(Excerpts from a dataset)
■ ■ ■ ■

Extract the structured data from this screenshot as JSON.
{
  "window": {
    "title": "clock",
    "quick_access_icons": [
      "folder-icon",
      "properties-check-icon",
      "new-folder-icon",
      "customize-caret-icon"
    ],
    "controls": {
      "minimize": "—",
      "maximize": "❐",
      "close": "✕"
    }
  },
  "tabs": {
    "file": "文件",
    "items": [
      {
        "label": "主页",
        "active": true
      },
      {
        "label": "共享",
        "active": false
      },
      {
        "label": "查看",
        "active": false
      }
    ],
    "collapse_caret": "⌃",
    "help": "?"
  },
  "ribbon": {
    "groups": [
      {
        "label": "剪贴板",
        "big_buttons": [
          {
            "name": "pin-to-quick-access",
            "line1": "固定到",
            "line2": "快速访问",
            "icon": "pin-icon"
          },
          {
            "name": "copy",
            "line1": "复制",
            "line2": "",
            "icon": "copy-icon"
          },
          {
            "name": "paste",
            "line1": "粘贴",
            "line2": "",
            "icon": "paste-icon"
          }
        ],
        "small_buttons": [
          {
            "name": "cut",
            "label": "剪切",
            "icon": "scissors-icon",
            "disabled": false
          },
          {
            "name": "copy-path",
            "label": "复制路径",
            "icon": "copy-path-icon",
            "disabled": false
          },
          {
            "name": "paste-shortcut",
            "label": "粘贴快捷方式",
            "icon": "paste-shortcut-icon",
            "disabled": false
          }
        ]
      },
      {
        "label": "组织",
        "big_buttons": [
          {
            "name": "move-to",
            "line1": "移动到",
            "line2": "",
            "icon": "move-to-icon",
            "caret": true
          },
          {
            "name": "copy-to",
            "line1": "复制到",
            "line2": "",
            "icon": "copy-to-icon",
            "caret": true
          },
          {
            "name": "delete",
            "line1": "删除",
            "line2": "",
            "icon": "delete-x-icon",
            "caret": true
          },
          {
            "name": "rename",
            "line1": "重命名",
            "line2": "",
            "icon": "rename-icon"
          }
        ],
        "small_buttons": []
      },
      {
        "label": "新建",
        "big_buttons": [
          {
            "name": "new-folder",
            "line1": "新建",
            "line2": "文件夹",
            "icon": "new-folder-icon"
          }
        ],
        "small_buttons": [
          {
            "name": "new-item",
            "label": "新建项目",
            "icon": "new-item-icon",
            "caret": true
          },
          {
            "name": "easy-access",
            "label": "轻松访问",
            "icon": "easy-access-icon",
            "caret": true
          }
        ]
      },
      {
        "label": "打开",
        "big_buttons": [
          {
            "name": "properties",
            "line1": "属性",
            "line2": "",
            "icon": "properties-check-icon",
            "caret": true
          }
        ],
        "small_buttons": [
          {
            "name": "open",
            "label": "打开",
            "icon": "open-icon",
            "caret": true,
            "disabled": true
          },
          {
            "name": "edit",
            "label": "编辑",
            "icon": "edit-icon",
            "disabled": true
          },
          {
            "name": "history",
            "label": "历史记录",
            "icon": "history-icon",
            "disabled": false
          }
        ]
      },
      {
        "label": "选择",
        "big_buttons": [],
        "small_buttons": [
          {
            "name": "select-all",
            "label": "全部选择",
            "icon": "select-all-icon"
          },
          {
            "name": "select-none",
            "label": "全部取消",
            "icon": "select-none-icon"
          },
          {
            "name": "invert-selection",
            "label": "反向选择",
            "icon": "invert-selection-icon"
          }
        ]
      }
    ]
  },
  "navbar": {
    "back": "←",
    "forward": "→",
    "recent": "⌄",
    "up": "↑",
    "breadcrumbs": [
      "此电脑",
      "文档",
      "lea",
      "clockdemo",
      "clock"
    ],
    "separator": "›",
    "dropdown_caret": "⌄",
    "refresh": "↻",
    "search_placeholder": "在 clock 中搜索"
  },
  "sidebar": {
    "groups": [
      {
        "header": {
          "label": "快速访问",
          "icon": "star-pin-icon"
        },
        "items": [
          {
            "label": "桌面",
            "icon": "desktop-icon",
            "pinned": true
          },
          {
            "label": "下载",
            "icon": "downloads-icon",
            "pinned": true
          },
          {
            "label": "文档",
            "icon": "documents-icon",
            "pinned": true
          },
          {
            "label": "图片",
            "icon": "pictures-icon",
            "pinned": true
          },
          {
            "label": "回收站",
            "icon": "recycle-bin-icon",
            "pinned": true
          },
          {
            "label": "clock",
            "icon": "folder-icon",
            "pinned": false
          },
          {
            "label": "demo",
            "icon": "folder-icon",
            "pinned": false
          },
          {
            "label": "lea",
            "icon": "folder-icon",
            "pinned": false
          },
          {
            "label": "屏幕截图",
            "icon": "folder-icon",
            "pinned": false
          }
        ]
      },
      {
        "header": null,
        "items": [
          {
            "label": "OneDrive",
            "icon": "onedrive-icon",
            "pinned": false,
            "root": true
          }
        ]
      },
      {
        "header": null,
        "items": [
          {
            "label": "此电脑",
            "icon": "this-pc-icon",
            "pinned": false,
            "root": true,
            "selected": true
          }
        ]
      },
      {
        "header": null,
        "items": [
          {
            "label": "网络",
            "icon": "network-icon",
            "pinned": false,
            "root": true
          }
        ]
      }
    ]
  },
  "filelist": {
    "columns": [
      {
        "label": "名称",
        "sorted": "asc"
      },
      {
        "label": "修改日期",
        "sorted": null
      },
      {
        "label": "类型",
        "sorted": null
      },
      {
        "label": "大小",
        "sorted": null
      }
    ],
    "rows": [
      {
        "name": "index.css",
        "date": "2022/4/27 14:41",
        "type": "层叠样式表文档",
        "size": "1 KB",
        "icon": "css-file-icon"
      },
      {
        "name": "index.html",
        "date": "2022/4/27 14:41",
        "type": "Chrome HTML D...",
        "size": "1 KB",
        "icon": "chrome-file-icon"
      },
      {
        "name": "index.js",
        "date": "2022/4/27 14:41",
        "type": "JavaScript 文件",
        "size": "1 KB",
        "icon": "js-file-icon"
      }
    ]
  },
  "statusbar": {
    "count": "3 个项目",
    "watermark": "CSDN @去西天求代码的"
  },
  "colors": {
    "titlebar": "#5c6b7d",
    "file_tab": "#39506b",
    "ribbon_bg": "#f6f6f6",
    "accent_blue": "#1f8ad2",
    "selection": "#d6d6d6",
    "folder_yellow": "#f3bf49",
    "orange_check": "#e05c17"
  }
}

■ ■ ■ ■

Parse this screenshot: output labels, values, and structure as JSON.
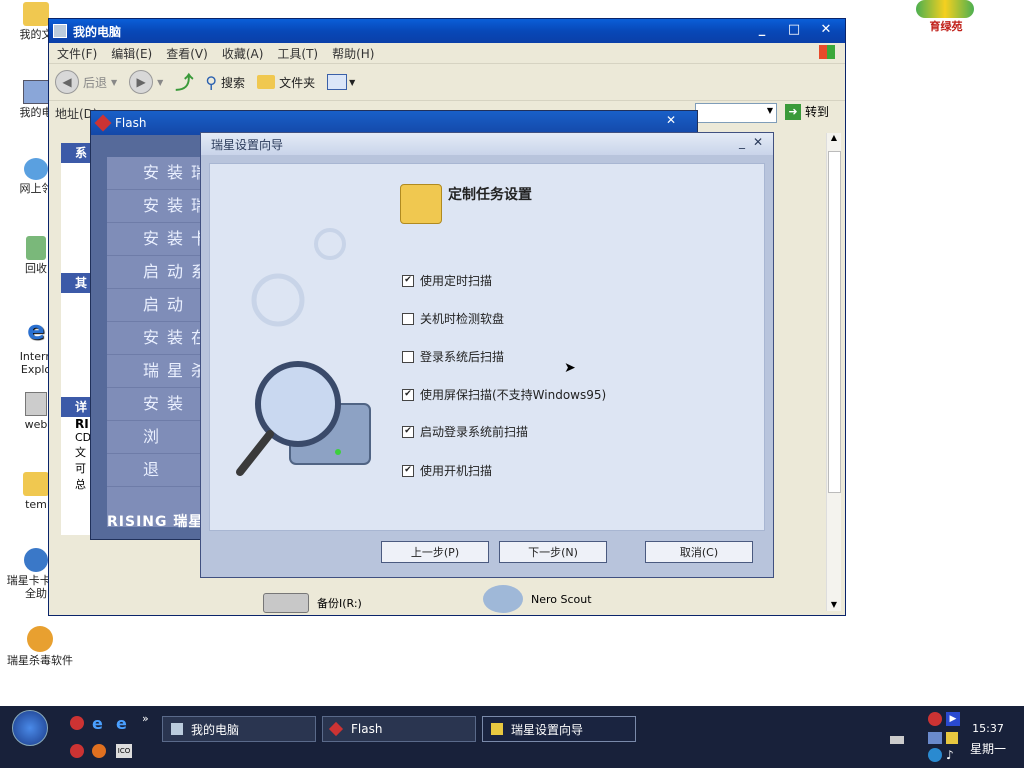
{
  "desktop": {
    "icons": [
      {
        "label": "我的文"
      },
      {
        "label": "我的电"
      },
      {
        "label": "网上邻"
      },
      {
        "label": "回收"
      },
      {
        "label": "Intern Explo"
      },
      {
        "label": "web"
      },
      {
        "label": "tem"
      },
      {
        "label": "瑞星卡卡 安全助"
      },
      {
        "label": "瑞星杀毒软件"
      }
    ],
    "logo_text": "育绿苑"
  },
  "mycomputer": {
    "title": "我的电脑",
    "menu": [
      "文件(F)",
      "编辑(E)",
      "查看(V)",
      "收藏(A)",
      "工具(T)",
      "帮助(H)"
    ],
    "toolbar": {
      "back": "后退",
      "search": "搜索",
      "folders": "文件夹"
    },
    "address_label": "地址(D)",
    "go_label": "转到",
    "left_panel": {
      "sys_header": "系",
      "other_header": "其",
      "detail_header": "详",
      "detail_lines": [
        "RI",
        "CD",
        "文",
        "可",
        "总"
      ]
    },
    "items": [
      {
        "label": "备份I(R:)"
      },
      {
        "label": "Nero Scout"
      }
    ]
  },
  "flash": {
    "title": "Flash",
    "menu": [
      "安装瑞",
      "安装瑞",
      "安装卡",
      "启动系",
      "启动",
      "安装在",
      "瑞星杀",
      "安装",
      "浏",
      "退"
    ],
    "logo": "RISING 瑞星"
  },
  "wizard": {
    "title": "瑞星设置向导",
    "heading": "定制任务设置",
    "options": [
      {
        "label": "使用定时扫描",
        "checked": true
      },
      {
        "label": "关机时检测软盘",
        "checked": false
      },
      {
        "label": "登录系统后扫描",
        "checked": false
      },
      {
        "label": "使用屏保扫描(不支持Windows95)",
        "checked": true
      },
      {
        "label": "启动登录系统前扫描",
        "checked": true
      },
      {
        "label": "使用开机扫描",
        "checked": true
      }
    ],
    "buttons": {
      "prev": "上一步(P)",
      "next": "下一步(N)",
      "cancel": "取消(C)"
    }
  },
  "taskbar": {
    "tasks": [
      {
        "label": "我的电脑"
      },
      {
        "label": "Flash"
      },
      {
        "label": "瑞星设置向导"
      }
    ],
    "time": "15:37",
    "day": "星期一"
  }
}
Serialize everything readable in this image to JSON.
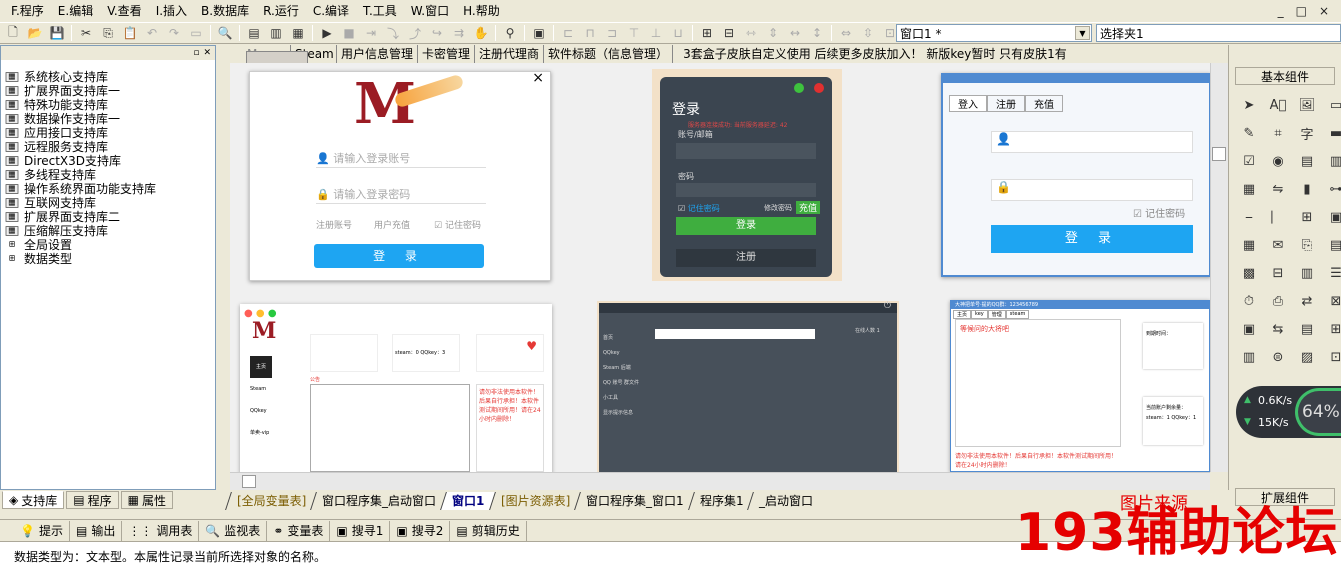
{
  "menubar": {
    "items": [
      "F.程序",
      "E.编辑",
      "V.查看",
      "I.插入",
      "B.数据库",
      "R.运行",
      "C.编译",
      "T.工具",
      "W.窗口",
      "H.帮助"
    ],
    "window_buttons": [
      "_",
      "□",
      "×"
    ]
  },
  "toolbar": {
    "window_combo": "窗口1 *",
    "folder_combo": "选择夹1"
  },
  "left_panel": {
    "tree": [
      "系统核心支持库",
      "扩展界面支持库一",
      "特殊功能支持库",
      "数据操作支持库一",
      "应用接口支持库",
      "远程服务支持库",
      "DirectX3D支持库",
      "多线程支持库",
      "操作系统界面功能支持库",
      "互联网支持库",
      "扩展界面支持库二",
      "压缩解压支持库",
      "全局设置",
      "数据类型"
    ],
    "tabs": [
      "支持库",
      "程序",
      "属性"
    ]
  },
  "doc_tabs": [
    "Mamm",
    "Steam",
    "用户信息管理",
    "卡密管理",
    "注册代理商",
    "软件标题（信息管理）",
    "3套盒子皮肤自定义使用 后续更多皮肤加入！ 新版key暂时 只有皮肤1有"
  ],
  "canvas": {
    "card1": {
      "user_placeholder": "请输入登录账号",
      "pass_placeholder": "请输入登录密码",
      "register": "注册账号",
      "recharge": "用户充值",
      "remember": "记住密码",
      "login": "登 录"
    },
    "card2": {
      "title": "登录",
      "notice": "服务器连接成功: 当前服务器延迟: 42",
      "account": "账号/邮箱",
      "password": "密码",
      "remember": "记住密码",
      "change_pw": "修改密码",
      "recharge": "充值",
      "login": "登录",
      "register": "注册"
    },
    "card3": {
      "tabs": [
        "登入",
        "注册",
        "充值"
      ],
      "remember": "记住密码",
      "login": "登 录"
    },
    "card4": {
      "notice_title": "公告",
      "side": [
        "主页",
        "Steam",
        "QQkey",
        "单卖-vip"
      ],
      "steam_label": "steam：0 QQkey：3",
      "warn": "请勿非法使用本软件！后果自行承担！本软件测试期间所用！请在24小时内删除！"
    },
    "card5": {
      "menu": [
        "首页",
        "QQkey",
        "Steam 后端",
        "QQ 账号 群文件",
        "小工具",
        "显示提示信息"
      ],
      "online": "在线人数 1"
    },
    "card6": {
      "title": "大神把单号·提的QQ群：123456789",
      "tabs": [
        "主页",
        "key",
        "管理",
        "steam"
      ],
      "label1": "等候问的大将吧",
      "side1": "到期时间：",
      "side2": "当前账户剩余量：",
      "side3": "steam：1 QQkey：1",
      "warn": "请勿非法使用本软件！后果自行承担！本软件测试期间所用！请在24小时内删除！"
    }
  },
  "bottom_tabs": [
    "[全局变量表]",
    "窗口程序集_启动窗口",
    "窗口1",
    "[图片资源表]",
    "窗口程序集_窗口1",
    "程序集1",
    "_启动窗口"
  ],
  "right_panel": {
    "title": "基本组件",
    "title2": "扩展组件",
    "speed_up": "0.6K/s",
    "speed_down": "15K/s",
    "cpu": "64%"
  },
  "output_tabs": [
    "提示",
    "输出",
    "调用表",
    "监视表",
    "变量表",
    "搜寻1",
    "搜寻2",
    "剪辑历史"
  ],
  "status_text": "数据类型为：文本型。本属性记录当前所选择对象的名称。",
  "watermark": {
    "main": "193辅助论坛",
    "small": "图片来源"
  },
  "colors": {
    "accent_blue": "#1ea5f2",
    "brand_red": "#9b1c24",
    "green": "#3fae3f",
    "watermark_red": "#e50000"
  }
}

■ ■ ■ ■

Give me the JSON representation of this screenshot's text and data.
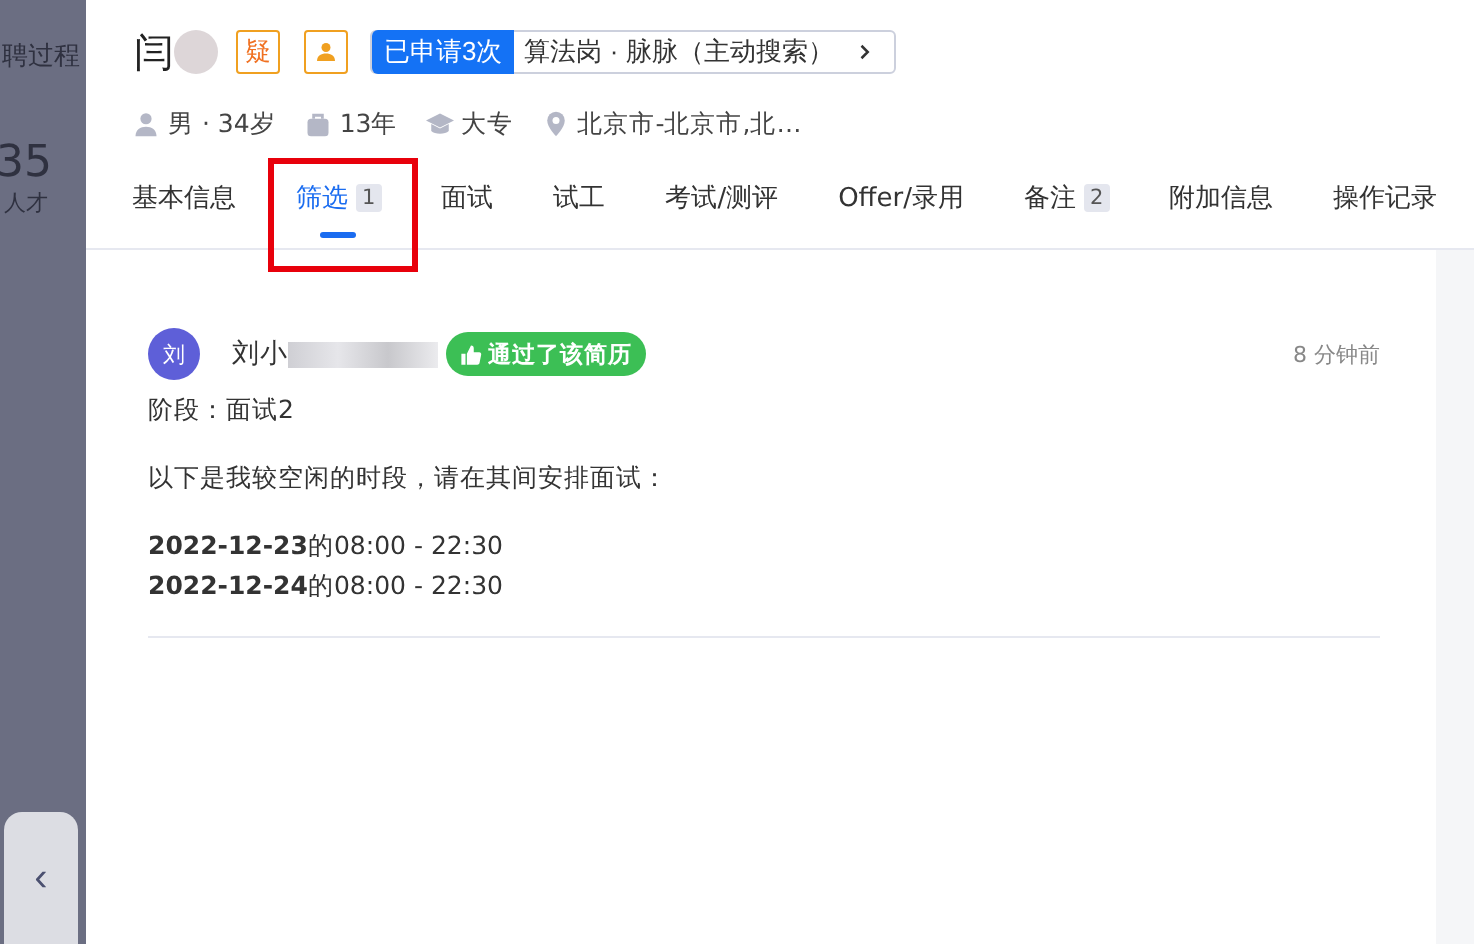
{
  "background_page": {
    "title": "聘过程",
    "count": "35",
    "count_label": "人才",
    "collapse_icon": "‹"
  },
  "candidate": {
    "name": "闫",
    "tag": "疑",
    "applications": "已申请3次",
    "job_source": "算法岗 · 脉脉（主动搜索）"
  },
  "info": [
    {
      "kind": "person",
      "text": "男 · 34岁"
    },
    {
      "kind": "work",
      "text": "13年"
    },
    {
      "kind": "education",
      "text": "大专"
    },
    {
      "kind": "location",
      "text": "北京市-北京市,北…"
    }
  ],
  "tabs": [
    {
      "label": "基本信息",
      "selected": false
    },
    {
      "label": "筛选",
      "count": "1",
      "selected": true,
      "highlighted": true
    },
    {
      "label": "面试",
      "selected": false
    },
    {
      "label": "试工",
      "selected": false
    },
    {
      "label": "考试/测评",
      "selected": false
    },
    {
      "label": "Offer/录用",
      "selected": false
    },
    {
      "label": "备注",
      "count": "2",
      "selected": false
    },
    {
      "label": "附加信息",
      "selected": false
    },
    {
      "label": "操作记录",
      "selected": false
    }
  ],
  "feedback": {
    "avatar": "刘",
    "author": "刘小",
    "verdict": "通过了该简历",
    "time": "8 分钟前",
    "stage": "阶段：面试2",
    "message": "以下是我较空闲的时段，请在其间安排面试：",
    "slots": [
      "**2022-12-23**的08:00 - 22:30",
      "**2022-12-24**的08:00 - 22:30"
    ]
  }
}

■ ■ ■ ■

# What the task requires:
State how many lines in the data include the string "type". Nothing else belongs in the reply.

# Response to the exercise:
3